Rhythm is Our Business is Eddy Determeyer's painstakingly researched chronicle of the rise, peak and collapse of Lunceford's orchestra. Determeyer gathered his material from nearly five dozen interviews, and more than four dozen journals, newspapers and books. In addition to the endnotes and bibliography, Determeyer includes an extensive discography of the Harlem Express's recordings.

Determeyer traces Lunceford's early years in Oklahoma City and Denver and his college years at Fisk University. He recounts Lunceford's brief career as a high school music teacher in Memphis and describes how Lunceford and his students transformed themselves from a local sensation to a top-notch band based in New York City. Determeyer reveals the financial and personal tensions that arose within the group and discusses the personnel changes that gradually altered the band's character and style. He offers intimate details about cooperation and competition between the New York jazz bands, and about the struggles between the musicians' union, radio stations and recording companies. Perhaps most intriguingly, Determeyer reconstructs the details of Lunceford's last day and puts forward his theory regarding the leader's untimely demise.

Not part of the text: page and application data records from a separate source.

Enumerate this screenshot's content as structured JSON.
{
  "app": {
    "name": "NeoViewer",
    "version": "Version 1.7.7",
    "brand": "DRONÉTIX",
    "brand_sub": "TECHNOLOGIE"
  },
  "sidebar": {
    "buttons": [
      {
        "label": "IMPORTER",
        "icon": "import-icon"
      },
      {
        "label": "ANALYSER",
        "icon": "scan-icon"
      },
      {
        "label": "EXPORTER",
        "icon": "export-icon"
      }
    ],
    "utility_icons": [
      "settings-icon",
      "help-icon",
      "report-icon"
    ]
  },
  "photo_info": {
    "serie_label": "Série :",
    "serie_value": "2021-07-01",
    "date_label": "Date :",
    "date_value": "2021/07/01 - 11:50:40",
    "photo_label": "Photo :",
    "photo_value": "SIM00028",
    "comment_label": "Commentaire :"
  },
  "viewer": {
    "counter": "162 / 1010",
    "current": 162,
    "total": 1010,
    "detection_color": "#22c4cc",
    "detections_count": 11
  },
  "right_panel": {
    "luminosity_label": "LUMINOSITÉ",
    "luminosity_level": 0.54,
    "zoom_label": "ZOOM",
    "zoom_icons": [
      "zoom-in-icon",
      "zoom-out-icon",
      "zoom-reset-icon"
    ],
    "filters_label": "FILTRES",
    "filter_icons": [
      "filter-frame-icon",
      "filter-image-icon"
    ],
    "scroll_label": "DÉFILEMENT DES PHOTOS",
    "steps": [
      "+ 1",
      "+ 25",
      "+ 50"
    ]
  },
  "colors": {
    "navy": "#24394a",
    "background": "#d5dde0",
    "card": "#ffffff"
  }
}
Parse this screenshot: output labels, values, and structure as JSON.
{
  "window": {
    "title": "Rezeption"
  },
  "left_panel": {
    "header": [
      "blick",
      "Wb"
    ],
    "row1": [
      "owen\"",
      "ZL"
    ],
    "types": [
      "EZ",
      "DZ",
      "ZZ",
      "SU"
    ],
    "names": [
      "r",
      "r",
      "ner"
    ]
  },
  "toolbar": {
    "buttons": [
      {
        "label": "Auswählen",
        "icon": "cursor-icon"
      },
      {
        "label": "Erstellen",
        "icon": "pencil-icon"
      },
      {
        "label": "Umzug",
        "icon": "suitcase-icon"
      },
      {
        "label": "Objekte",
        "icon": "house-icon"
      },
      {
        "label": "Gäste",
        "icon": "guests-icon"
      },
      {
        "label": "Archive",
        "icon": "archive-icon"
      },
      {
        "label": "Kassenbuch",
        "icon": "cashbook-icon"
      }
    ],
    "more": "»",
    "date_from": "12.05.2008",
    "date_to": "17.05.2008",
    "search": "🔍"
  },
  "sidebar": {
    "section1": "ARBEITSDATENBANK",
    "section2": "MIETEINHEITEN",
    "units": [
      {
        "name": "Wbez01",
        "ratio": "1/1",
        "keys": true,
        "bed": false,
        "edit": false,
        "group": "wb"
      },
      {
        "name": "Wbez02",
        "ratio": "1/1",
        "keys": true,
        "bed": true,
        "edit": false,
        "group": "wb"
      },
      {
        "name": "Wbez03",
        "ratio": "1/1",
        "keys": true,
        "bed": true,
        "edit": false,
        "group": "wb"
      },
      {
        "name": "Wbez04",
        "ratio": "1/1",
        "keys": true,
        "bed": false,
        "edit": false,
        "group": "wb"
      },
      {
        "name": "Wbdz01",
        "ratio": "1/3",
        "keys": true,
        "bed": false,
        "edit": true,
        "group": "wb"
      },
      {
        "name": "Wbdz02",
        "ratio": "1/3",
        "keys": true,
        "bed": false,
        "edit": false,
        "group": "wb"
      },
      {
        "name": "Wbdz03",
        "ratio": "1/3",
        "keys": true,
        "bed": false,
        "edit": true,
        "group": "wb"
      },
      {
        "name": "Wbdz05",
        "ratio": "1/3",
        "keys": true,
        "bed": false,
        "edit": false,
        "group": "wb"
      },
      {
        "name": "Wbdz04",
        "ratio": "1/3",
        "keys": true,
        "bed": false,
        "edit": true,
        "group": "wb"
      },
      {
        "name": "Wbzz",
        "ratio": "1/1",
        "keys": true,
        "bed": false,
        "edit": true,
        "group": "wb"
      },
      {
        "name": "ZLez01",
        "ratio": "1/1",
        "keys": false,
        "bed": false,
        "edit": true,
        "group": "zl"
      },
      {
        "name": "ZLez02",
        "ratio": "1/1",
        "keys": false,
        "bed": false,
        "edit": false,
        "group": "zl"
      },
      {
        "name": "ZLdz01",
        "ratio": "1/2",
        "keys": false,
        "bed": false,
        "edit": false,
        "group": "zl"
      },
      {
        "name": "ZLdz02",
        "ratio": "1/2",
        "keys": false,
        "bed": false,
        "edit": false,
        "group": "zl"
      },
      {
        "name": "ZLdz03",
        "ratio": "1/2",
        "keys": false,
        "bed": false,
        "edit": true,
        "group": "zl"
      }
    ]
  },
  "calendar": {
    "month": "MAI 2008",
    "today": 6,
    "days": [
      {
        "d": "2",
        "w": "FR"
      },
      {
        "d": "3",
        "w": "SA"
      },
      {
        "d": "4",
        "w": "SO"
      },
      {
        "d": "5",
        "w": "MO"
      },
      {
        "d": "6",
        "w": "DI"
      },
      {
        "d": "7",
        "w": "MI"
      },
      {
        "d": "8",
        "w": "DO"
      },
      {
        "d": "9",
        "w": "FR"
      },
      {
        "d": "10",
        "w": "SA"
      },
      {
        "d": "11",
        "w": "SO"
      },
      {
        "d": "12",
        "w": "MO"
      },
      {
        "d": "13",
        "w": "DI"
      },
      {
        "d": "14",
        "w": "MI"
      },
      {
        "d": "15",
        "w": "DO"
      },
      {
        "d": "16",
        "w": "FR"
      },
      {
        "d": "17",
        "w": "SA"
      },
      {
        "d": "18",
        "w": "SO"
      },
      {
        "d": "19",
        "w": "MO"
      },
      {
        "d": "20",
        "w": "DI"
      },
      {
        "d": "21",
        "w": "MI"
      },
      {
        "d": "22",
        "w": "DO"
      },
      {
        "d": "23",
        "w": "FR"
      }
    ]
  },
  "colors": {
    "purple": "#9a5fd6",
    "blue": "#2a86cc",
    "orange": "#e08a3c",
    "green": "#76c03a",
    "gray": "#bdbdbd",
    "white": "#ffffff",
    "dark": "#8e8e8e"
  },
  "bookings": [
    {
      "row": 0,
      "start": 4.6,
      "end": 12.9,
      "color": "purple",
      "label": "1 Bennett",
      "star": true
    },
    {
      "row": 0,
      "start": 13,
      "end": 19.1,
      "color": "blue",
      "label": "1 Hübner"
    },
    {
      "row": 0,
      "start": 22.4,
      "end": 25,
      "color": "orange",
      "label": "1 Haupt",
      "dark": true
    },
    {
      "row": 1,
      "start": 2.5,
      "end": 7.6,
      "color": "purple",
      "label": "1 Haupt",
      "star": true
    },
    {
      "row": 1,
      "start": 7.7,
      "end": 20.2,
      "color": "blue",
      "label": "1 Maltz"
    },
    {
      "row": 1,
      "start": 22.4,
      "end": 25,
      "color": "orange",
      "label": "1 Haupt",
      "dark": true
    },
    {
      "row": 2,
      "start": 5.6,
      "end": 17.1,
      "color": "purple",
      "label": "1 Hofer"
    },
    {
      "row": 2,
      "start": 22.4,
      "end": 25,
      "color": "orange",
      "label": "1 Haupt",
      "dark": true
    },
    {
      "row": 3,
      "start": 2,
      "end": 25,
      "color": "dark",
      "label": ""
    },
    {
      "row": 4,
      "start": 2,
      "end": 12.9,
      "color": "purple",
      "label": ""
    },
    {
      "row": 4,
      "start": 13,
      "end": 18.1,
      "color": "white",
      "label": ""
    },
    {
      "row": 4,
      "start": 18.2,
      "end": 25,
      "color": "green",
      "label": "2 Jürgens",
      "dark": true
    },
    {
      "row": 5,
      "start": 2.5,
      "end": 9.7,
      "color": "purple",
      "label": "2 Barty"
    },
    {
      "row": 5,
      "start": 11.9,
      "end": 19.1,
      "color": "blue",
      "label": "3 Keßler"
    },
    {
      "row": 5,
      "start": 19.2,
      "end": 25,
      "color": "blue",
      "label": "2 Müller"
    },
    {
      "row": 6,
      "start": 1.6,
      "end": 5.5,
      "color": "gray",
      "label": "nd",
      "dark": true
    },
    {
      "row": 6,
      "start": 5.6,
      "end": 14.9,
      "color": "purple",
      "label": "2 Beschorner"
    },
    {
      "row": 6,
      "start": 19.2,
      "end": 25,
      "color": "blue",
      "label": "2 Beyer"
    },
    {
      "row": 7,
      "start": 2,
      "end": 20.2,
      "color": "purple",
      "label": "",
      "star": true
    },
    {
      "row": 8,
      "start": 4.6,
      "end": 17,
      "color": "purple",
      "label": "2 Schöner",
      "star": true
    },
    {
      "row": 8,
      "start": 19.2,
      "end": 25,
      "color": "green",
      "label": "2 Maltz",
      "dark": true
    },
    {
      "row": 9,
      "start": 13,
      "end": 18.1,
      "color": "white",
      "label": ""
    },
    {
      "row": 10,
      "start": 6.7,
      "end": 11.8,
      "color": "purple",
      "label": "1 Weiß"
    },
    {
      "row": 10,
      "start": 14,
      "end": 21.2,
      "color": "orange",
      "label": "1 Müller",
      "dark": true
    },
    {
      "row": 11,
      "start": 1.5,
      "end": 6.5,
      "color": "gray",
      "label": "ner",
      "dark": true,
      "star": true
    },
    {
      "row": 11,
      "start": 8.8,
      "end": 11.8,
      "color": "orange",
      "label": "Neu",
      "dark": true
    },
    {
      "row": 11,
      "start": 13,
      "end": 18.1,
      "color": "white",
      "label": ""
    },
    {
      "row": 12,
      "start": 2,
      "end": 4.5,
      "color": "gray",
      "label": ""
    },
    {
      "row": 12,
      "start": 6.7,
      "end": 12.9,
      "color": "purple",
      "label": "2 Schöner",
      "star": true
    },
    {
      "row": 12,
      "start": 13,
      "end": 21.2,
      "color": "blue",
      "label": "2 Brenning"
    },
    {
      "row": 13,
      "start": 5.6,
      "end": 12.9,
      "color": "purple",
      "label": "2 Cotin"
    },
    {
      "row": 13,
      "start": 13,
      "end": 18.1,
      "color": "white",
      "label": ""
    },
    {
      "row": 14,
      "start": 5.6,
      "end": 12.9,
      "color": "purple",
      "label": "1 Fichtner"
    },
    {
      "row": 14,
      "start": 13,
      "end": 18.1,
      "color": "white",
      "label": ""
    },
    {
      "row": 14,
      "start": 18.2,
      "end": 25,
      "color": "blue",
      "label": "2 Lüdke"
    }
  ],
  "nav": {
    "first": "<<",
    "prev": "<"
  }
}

Readers interested in the histories of the Harlem Express and the mid-twentieth century jazz scene (particularly in New York City) will find this book highly satisfying. Those who want to learn about Jimmie Lunceford himself will such information sparse. This lack of detail is not Determeyer's fault. Lunceford was an intensely private man who was barely known by anyone, including those who lived and worked with him for nearly twenty years. Determeyer probably has uncovered just about anything that ever will be known about Jimmie Lunceford, the quiet, clean-cut, clean-living man who loved music, sports and aviation and had once loved W.E.B Dubois's daughter. Aside from those few personal details, the story of the Harlem Express is also, for the most part, the story of Jimmie Lunceford. Rhythm Is Our Business is a well researched, finely written book. Readers interested in jazz history will certainly want to add this volume to their collections.
  • Foginn
Well written, great music (really) and from what was said a great entertainer along with his band. sad ending though.
  • Mightdragon
Although regarded as one of the greatest swing bands, Lunceford's orch somehow slipped through the cracks between the 40s and today. Lunceford's early death in 1947 age 45 years effectively ended the band - and his music is too often forgotten or relegated to a back seat when the swing era is assesed.

Eddy Determeyer has done a fine job in exploring Lunceford's life and times. He puts the "Harlem Express" into context, offering many insights into the man, music and surrounding circumstances. Drawing upon previously unpublished interviews (many of which were conducted by the author) as well as 'common' sources and his own analysis, Determeyer produced a very readable book that fleshes out this amazing man and his music. Highly recommended.